There are currently 31 dioceses of the Church of Uganda, each headed by a bishop. The dioceses in turn are divided into smaller units called parishes and sub-parishes and headed by Priests and Lay Readers, respectively.
Primate: The Most Revd. Henry Luke Orombi, Archbishop
Bishop: The Rt. Revd. John Guernsey
Bishop of Luweero Diocese: The Rt. Revd. Evans Kisekka
Bishop of North Mbale Diocese: The Rt. Revd. Daniel Gimadu
Anglican Church of the Southern Cone of South America
British immigrants brought Anglicanism to South America in the nineteenth century. The Iglesia Anglicana del Cono Sur de America (Anglican Province of the Southern Cone of America) was founded in 1974 as a new province of the Anglican Communion. Included are Argentina, Bolivia, Chile, Paraguay, Peru and Uruguay. The province is one of the largest in territory but one of the smallest in congregants, with approximately 30,000 church members. The Primate has been vocal in behalf of Christian orthodoxy within the Anglican Communion.

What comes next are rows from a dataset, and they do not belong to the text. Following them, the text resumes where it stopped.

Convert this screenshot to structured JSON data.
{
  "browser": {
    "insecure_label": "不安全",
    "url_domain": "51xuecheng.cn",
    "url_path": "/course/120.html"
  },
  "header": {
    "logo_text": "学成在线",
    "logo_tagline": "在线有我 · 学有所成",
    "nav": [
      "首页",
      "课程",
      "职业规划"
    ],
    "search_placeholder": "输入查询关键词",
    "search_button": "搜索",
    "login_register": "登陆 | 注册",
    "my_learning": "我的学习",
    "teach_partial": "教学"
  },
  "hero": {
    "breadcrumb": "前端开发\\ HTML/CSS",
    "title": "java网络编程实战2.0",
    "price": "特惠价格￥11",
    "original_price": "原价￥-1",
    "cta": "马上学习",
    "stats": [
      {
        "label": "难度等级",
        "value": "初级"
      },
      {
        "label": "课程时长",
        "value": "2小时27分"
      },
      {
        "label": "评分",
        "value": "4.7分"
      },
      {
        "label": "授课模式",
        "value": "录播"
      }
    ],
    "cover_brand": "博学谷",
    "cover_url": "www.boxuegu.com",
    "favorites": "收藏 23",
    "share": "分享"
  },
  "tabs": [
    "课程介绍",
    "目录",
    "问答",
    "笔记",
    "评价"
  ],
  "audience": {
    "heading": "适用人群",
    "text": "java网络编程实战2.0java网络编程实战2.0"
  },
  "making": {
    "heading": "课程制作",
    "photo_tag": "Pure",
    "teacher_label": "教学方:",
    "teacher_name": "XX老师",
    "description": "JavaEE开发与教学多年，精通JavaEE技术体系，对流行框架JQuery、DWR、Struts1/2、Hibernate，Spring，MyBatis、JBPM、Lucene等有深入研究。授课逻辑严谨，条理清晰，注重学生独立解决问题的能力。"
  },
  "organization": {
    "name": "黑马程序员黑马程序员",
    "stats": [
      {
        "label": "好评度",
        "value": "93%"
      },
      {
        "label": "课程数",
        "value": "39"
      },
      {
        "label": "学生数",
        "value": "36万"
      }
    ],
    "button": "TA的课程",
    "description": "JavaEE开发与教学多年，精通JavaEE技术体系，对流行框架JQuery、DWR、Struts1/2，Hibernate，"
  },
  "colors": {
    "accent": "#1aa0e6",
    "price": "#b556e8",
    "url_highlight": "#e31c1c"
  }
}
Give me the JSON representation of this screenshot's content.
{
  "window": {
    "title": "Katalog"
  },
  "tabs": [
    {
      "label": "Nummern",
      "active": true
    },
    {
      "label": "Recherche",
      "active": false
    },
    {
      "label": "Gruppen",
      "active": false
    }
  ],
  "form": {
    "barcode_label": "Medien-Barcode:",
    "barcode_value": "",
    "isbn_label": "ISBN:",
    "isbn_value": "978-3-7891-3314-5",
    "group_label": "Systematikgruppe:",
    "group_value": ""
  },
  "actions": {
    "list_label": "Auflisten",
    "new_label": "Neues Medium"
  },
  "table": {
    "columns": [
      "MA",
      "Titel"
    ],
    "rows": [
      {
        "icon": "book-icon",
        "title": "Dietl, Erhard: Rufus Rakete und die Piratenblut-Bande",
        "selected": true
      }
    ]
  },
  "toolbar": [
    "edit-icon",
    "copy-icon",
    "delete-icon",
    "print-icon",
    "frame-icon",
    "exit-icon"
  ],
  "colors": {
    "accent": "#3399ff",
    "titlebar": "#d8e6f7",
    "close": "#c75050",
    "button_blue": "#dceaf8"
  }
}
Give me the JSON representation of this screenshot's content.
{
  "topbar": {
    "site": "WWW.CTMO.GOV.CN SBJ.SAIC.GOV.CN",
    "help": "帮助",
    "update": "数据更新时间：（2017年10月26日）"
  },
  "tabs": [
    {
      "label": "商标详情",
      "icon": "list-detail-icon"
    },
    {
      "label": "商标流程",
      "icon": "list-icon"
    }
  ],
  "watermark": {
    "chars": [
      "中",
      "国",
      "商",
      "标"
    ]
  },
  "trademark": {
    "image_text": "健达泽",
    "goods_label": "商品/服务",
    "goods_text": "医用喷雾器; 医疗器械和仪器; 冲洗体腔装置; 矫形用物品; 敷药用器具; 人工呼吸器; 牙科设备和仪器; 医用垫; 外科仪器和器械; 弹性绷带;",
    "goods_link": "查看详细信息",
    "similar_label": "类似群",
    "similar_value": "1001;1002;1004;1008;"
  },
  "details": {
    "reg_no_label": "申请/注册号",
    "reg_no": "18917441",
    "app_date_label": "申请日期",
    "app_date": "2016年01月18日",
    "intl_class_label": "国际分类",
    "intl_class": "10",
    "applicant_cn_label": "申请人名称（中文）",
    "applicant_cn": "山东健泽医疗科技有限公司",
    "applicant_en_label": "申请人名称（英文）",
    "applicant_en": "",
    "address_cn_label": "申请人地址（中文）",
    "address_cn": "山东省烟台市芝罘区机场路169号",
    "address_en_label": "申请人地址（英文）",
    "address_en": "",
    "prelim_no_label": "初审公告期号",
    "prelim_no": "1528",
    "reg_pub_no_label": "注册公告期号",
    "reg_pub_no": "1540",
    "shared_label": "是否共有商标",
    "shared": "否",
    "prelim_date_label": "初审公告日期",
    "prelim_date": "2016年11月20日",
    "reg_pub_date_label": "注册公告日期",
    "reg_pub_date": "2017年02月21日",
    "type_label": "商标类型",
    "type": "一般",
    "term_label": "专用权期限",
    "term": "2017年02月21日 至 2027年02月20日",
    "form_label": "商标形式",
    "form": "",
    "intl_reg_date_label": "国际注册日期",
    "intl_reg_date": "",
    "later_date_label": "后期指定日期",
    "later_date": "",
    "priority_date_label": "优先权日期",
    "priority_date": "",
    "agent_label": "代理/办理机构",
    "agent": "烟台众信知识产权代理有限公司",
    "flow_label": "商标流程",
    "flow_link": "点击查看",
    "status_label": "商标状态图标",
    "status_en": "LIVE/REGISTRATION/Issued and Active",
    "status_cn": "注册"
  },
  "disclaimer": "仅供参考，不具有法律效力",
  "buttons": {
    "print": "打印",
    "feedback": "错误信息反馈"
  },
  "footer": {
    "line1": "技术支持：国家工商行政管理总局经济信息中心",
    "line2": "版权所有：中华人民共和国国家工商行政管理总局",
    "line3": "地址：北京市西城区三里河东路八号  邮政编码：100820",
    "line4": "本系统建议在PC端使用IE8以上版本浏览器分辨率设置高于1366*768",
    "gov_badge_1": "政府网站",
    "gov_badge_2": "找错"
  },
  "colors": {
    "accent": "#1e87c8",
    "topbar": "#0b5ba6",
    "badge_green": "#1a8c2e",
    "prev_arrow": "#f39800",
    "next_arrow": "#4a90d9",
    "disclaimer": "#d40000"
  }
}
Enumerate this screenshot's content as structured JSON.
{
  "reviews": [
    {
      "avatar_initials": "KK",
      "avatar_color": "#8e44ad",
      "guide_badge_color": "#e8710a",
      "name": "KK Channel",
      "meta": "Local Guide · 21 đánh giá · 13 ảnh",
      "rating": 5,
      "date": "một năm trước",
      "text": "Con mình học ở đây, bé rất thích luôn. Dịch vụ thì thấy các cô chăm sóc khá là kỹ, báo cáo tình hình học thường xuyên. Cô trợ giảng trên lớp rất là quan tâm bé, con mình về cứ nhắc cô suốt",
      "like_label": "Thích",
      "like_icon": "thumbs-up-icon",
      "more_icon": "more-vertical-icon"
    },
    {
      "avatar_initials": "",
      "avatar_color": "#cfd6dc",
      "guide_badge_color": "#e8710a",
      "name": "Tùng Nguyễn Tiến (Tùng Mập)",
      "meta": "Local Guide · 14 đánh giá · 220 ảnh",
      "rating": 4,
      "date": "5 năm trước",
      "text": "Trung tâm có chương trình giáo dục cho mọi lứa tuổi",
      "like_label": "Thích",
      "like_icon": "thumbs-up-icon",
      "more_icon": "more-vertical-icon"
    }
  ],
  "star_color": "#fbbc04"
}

Primate: The Most Revd Gregory James Venables, Archbishop
Bishops: Rt. Revd Frank Lyons, Bishop of Bolivia. The Rt. Revd William Atwood is providing pastoral oversight for the churches of the Diocese of Argentina.
At present eight of the Western Anglican congregations are aligned with Uganda, two with Bolivia and three with Argentina.